Challenges: This was a cavernous room that needed to be completely overhauled, except for the existing shades. The goals were to stay close to the $20,000 budget, offer good places to sit and read, have enough storage, and produce clean-lined space without being overly trendy.
Advantages: The clients were willing to increase the budget to get the desired look, including spending more on built-in storage for clothing and a TV.
Solutions: The designers painted an accent wall behind the bed black for drama and to bring down the high ceiling. They found quality window treatments with sequins for added pizzazz and used different gray paint shades for the three other walls, ceiling, and trim for a more interesting look. Different pillows were brought in for a seasonal change of colors and patterns. Because the husband swims, the designers upholstered a bench in a practical marine vinyl so he can sit and put on or take off shoes without causing damage.
Tip: Decorate in stages if need be. Because the clients weren’t sure about the black hue, the designers offered to repaint the wall if they didn’t like it.
How Much: $27,255
Designer: Lynne Lawson and Laura Gonzalez, Columbia, Md.
Challenges: This was an odd-shaped room with an assortment of disparate furnishings. The room lacked a sense of purpose.
Advantages: The room already contained a fireplace and a bar.
Solutions: Designers developed an “urban lounge” aesthetic, grouping dark furniture in three areas.

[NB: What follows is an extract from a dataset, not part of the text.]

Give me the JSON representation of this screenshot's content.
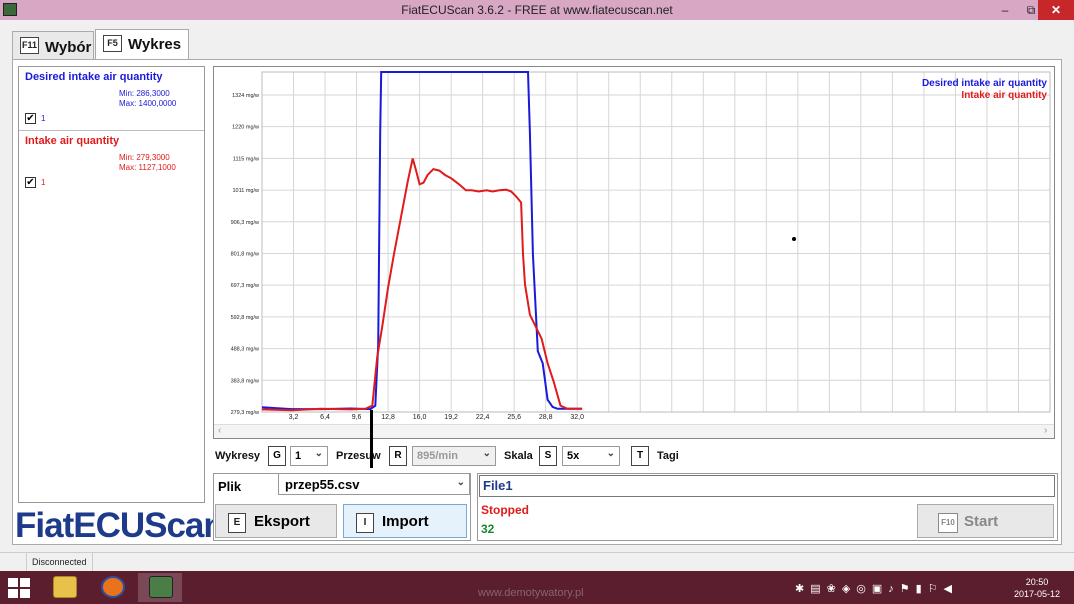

They paired “mood” lighting, existing artwork, patterns, and a few sparks of red.
Tip: Develop a vision or theme for a room, which will help narrow design choices.
How Much: $9,400
Designer: Sarah Hermans, Philadelphia
Challenge: The house had to be “resale ready,” so designers were asked to make the 12-foot-square balcony of this show house look homey at a modest cost with no extreme color choices or remodeling changes.
Advantage: The balcony was already a nice size, with ample room for seating and tables.
Solutions: Designed with English country house ambiance and a touch of France in mind, this balcony would give home owners a place for morning coffee or an after-work glass of wine.Designers painted the rubber floor in a white and khaki checkerboard pattern that runs diagonally to expand the feeling of space. They borrowed Summer Classics patio furniture in a resin that resembles more expensive wrought iron, using colorful fabrics for pop. They kept woodwork a fresh white and used lively gold-colored curtains and cushions for drama and a touch of the indoors.
Tip: Splurge on seating and cut back on curtains and pillows. Include enough seating so an area can be used, rather than just looked at.